I know that most PJM readers- being conservatives- do not read The New York Times. For that reason, I want to suggest they immediately turn to the wonderful Op-Ed by writer Caitlin Flanagan, on the parole last week of Sara Jane Olson, a.k.a. Kathleen Soliah, the name she took as part of the 1970’s “Symbionese Liberation Army,” a radical terrorist group that made the Weather Underground look like amateurs.
Ms. Flanagan presents the strongest case possible for how hypocritical it is for the courts to allow Olson to serve her parole at home in St. Paul, Minnesota, where she lives with her husband, a wealthy doctor and their children. Olson, after all, was taking part in a bank robbery when a gunshot killed a guard, and when she kicked a pregnant bank teller in the stomach. The teller later miscarried. Her group also tried their best to assassinate police offers.

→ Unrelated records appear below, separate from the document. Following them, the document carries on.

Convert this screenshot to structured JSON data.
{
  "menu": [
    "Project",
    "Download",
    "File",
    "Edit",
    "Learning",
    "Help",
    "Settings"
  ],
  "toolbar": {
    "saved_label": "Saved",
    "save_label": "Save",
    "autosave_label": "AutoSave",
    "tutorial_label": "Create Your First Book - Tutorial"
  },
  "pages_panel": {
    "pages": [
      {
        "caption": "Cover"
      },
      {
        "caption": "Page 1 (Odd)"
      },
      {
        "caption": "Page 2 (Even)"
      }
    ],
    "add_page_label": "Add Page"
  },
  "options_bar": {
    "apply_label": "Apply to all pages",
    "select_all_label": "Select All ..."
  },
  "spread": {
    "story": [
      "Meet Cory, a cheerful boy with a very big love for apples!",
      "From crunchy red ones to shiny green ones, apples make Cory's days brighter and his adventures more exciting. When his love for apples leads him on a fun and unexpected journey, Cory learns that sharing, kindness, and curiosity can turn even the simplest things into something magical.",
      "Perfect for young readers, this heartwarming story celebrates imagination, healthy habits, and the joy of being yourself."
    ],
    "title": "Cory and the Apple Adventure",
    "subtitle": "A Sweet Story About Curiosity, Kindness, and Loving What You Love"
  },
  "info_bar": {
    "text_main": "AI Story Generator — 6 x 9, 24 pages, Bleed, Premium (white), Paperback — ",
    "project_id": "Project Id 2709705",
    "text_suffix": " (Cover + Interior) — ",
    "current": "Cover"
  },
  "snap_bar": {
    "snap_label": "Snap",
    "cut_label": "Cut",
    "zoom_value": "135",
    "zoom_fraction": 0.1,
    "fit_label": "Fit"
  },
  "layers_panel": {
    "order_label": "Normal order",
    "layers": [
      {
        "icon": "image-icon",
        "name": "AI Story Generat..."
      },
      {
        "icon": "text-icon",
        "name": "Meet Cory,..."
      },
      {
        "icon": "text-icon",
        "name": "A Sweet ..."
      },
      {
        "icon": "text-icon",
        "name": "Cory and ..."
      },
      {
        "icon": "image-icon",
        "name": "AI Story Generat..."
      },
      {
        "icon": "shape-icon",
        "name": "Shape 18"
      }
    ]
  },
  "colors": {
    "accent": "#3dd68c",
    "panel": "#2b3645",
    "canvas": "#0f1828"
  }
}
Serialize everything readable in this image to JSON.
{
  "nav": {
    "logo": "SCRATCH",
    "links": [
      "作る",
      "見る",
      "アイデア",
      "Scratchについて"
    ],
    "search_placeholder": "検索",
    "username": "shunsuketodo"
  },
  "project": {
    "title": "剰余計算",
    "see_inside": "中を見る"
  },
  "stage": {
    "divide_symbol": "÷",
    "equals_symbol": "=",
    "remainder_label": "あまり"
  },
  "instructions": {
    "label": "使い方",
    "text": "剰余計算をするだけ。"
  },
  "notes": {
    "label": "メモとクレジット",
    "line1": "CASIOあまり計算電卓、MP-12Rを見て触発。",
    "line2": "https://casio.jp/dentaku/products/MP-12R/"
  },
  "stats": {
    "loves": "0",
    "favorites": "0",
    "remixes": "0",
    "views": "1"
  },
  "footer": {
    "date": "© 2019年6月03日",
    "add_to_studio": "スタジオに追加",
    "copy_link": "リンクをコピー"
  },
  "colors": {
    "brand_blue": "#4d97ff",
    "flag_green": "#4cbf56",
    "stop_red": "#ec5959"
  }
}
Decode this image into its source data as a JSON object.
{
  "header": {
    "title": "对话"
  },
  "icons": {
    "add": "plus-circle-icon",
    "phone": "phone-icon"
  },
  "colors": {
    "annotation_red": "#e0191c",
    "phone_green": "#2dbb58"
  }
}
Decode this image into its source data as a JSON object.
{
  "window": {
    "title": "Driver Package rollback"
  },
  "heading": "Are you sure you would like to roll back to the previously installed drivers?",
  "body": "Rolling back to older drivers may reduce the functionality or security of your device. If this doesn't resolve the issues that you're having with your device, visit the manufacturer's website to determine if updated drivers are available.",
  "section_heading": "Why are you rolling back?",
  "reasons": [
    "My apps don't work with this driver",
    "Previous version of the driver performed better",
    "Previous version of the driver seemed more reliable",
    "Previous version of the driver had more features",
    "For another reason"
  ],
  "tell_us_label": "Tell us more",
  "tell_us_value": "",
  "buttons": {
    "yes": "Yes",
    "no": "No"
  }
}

The excuse for their actions, of course, is that they carried them out for idealistic reasons. As Flanagan writes, they claim they were only reacting to the terrible times in which they lived, in which the U.S. was waging a horrendous war in Vietnam which they opposed. Pace Bill Ayers, whom as we all know, makes similar excuses for his own behavior in that era, which to this day he does not regret.
At least the founder of the Weather Underground, Mark Rudd (whose book I review today) admits the truth in his new memoir Underground: My Life with SDS and the Weathermen. Unlike Ayers or Olson, Rudd acknowledges that their goal was not to build a peace movement opposed to the war, but to engage in guerrilla warfare at home, waged through terror and violence, for the purpose of overthrowing our democratic government. Yet in his conclusion, Rudd too contradicts all he writes earlier, arguing that there was an “idealism inherent in our rebellion.” If so, it is the kind of idealism that leads to murder of innocents, one of which the 20th Century World was all too familiar from the likes of Hitler and Stalin.
Despite writing a top notch critical article, Flanagan herself makes on error. She writes that they “combined a set of generally laudable goals- they wanted to end poverty, improve public schools and eradicate sexism and racism- with the leadership and tactics of an unrepentant street criminal with a gun fixation.” Their so-called laudable goals, however, were but an excuse for the criminal activity which made them distinguishable from others who truly wanted to attain justice.
If they wanted to improve public schools and end racism, one must ask why the SLA murdered the first African-American Superintendent of Schools in Oakland, Marcus Foster. Perhaps Ms. Flanagan forgot that. As I recall, the SLA’s argument at the time was that Mr. Foster was a front for the white power structure, who was fooling the black population into believing the schools must be made better under the system. Some laudable goal.
At any rate, the parole board in California should get lots of letters endorsing Flanagan’s main argument: her criminal behavior must be punished, and the parole terms others – especially poor African-American parolees- never get, should be immediately rescinded. Let Ms. Olson live in a half way house in San Francisco or Oakland, far away from her nice suburban home and family. She can wait for reuniting with them another few decades.